Problem description =
From the entries below, return every line that includes the word "Documents".

Web page and app entries =

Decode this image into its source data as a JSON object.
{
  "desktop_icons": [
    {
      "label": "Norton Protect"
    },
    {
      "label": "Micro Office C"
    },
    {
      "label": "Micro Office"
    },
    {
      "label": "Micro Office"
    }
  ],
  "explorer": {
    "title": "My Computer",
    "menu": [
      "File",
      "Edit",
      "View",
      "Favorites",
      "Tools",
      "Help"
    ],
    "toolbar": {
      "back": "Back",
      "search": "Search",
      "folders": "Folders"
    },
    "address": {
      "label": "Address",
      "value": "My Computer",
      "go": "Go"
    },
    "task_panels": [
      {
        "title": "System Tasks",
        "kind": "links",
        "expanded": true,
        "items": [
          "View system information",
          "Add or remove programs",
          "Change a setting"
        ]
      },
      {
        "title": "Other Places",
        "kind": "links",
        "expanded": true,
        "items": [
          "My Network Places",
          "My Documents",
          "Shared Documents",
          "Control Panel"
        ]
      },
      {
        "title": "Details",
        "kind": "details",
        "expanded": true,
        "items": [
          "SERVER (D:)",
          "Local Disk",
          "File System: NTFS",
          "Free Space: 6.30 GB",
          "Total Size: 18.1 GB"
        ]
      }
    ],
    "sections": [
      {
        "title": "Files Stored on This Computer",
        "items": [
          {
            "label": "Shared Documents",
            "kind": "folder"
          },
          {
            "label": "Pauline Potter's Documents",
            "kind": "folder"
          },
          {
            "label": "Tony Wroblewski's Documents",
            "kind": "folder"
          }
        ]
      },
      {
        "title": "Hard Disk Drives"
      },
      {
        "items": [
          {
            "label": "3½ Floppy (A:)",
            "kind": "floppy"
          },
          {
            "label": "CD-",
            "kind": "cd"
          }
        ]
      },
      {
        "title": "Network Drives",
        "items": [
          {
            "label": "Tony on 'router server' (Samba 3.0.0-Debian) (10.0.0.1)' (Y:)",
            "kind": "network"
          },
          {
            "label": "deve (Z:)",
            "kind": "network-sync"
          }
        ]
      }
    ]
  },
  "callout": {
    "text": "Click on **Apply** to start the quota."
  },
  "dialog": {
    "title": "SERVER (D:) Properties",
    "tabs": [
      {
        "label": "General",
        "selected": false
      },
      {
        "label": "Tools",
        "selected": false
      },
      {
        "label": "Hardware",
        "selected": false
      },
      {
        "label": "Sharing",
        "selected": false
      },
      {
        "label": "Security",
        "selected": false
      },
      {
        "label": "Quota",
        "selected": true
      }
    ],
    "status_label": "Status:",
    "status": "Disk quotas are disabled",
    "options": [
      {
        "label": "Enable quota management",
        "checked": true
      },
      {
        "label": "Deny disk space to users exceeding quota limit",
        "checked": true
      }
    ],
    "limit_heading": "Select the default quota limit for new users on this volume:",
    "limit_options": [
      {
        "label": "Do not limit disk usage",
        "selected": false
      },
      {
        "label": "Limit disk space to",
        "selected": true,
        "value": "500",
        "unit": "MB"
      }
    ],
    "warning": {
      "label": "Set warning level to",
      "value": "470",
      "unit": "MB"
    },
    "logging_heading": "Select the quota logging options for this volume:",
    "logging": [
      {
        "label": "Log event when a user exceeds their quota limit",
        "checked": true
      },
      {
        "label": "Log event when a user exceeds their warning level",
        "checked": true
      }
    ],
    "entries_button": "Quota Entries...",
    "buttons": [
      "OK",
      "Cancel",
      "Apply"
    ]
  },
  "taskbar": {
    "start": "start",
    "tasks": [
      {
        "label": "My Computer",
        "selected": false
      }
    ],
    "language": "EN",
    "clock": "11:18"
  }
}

Answer to the problem =
          "My Documents",
          "Shared Documents",
            "label": "Shared Documents",
            "label": "Pauline Potter's Documents",
            "label": "Tony Wroblewski's Documents",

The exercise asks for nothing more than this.